Nursing Home Ratings
Many people consult online nursing home rating systems when selecting a nursing home. The most popular sites are Nursing Home Compare (operated by Medicare) and CalQualityCare (managed by the University of California, San Francisco and the Institute for Health and Aging).
Although the ratings have serious limitations, they can be useful in narrowing your choice. It is almost always best to avoid lower rated nursing homes if you can.
However, nursing home ratings are not reliable in identifying high quality facilities because they are largely based on inspection findings that often overlook or understate serious problems. The quality of California’s nursing home inspection system is poor, at best. Adding to this problem, Nursing Home Compare’s ratings do not take into account any violations of California nursing home standards or California citations issued to nursing homes.
Another flaw in the federal rating system is its reliance on staffing and quality data that are self-reported by nursing homes. Nursing homes are able to game the rating system because this data is not audited.
You cannot rely on ratings alone to find a good nursing home.
Yelp and Other Web-Based Reviews
A growing number of nursing homes are reviewed on Yelp and other web-based review sites. Reviews offered on these sites offer a much more individualized perspective on the quality of care and the treatment of residents. Use your best judgement when considering online reviews to determine if they appear to be trustworthy. Some nursing homes arrange for fake reviews, so beware of comments that seem unreliable or too good to be true.
Nothing substitutes for a personal visit to the facility. Once you have identified a nursing home that seems (on paper, at least) to be affordable, to have the services necessary and to have a vacancy, visit the facility. Ask to see the entire facility, not just the nicely decorated lobby or a designated unit. Try to get a feel for the quality of care and how residents are treated by the staff. Resident appearance, use of restraints, residents’ rooms, quality of food and activities are all–important factors in evaluating a nursing home. However, nothing is more important than the quality and quantity of nursing home staff.
How do you feel when you visit the facility? How does it compare to others? How did the administrator and staff treat you? Remember that you’ll be depending on these people to take care of your loved one. If you don’t like visiting there, imagine what it would be like living there.

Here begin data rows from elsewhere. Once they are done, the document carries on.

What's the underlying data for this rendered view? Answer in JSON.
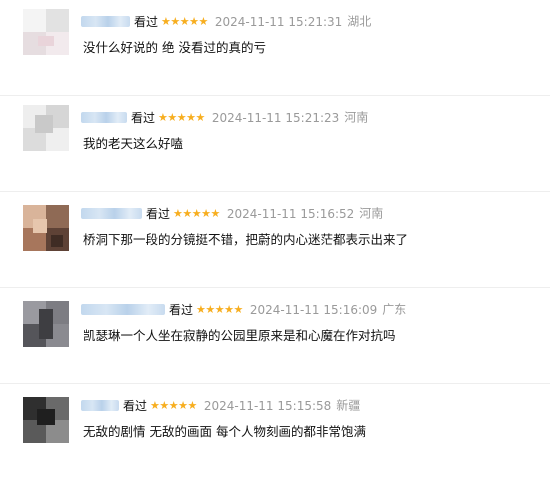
{
  "comments": [
    {
      "status": "看过",
      "stars": "★★★★★",
      "time": "2024-11-11 15:21:31",
      "location": "湖北",
      "text": "没什么好说的 绝 没看过的真的亏"
    },
    {
      "status": "看过",
      "stars": "★★★★★",
      "time": "2024-11-11 15:21:23",
      "location": "河南",
      "text": "我的老天这么好嗑"
    },
    {
      "status": "看过",
      "stars": "★★★★★",
      "time": "2024-11-11 15:16:52",
      "location": "河南",
      "text": "桥洞下那一段的分镜挺不错，把蔚的内心迷茫都表示出来了"
    },
    {
      "status": "看过",
      "stars": "★★★★★",
      "time": "2024-11-11 15:16:09",
      "location": "广东",
      "text": "凯瑟琳一个人坐在寂静的公园里原来是和心魔在作对抗吗"
    },
    {
      "status": "看过",
      "stars": "★★★★★",
      "time": "2024-11-11 15:15:58",
      "location": "新疆",
      "text": "无敌的剧情 无敌的画面 每个人物刻画的都非常饱满"
    }
  ]
}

People sometimes over–estimate the importance of an attractive building. While a nursing home should be safe, clean and comfortable, it doesn’t do the potential resident any good to choose a “fancy” nursing home if the resident can’t afford it, if it can’t meet the resident’s needs or if it is too far away for family and friends to visit.
Do comparative shopping. Use CANHR’s Fact Sheet, Nursing Home Evaluation Checklist to help you evaluate facilities under consideration.
Arranging Care During Hospitalization
Many people are admitted to nursing homes from hospitals. If your family member or friend is hospitalized, contact the hospital’s discharge planning or social work office as soon as possible to request assistance in arranging nursing home care. Hospitals are required to help patients locate and obtain care and services they will need upon discharge. Some hospitals are more helpful and cooperative than others but all are equally responsible to give you professional, timely assistance.
Hospitals cannot discharge patients to nursing homes without their consent and cannot charge for extra days of care if they have not met their discharge planning responsibilities. See CANHR’s Fact Sheet, Challenging Hospital Discharge Decisions,for more information on hospital discharge rights.
It is a good idea to review CANHR’s Fact Sheet on Nursing Home Admission Agreements before admission to a facility. CANHR also publishes several other fact sheets on nursing homes, such as Residents’ Rights and Making Care Plans Work, that give important information about your rights and how to get the best possible care.
Page Last Modified: April 15, 2019